Wind down, wind back as daylight savings ends | PHOTOS

Say goodbye to those dark mornings and spend an extra hour in bed... daylight savings is over for another year.

Wagga's Mel Johnson has the time-intensive task on turning back over 1000 timepieces as daylight saving comes to an end. Picture: Les Smith/Daily Advertiser

Wagga's Mel Johnson has the time-intensive task on turning back over 1000 timepieces as daylight saving comes to an end. Picture: Les Smith/Daily Advertiser

What begins as excitement for "barbecue season" in Spring always ends in relief by Autumn as parts of the country that observe Daylight Savings wind their clocks back back one hour.

Stuart Crosthwaite sets the time ready for Sunday morning, when we all need to turn our clocks back one hour. However, cows want to be milked at around 530am irrespective of DST. Picture: Peter Merkesteyn/Border Mail

Stuart Crosthwaite sets the time ready for Sunday morning, when we all need to turn our clocks back one hour. However, cows want to be milked at around 530am irrespective of DST. Picture: Peter Merkesteyn/Border Mail

Losing one hour of sleep raises the risk of having a heart attack, according to a new study. Picture: Forbes Advocate

Losing one hour of sleep raises the risk of having a heart attack, according to a new study. Picture: Forbes Advocate

Hastings Valley Viking David Tunstead is looking forward to the end of the daylight savings. Picture: Picture: Port Macquarie News

Hastings Valley Viking David Tunstead is looking forward to the end of the daylight savings. Picture: Picture: Port Macquarie News

Glen Innes Fire Station commander Matt Goldman and his colleagues are happy to assist seniors to replace their smoke alarm batteries. Picture: Glen Innes Examiner

Glen Innes Fire Station commander Matt Goldman and his colleagues are happy to assist seniors to replace their smoke alarm batteries. Picture: Glen Innes Examiner

Bathurst firefighter Brad McWilliams is asking seniors to be proactive with their fire safety. Picture: Western Advocate

Bathurst firefighter Brad McWilliams is asking seniors to be proactive with their fire safety. Picture: Western Advocate

Daylight saving will see Tasmanian clocks change back one hour at 2am on Sunday. Picture: Mark Jesser/The Examiner

Daylight saving will see Tasmanian clocks change back one hour at 2am on Sunday. Picture: Mark Jesser/The Examiner
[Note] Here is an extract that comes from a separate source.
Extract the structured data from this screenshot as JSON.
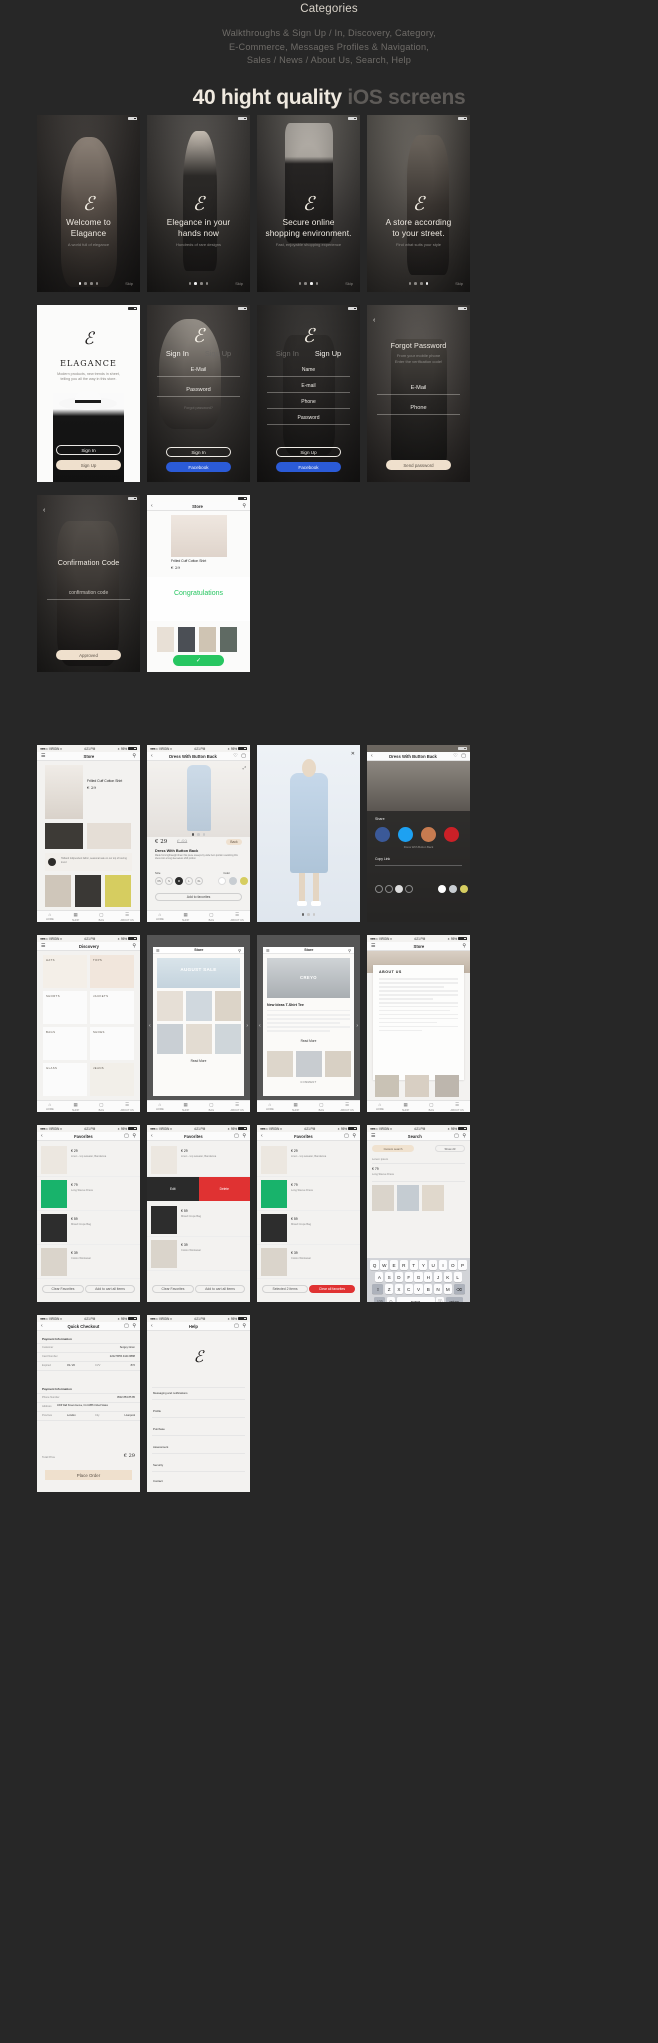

Cessnock firefighters Ben Hunter, Cameron Clarke, Shaun Knuth, station officer Craig Prentice and Marc Bender, are urging seniors in the community to change their smoke alarm batteries. Picture: Cessnock Advertiser

Cessnock firefighters Ben Hunter, Cameron Clarke, Shaun Knuth, station officer Craig Prentice and Marc Bender, are urging seniors in the community to change their smoke alarm batteries. Picture: Cessnock Advertiser

Ballarat Station Master Andrew Dark has the clock remote control ready for the end of daylight saving. Picture: Adam Trafford/Ballarat Courier

Ballarat Station Master Andrew Dark has the clock remote control ready for the end of daylight saving. Picture: Adam Trafford/Ballarat Courier

This year, clocks in Victoria, NSW, South Australia, Tasmania and the ACT will need to be wound back at 3am on Sunday, April 6.

In South Australia, SafeWork executive director Bryan Russell issued a reminder this week to residents that they should be prepared for the change in time going into the next week.

CHANGING THE BALLARAT TRAIN STATION CLOCK

“We’re encouraging people to wind their clocks back one hour before going to bed Saturday night,” Mr Russell said.

Daylight saving is not observed in Queensland, Western Australia or the Northern Territory.

States and territories which currently have daylight saving will resume it on Sunday, October 5, 2014.

Perhaps by then we'll all be excited for "barbecue season" once more.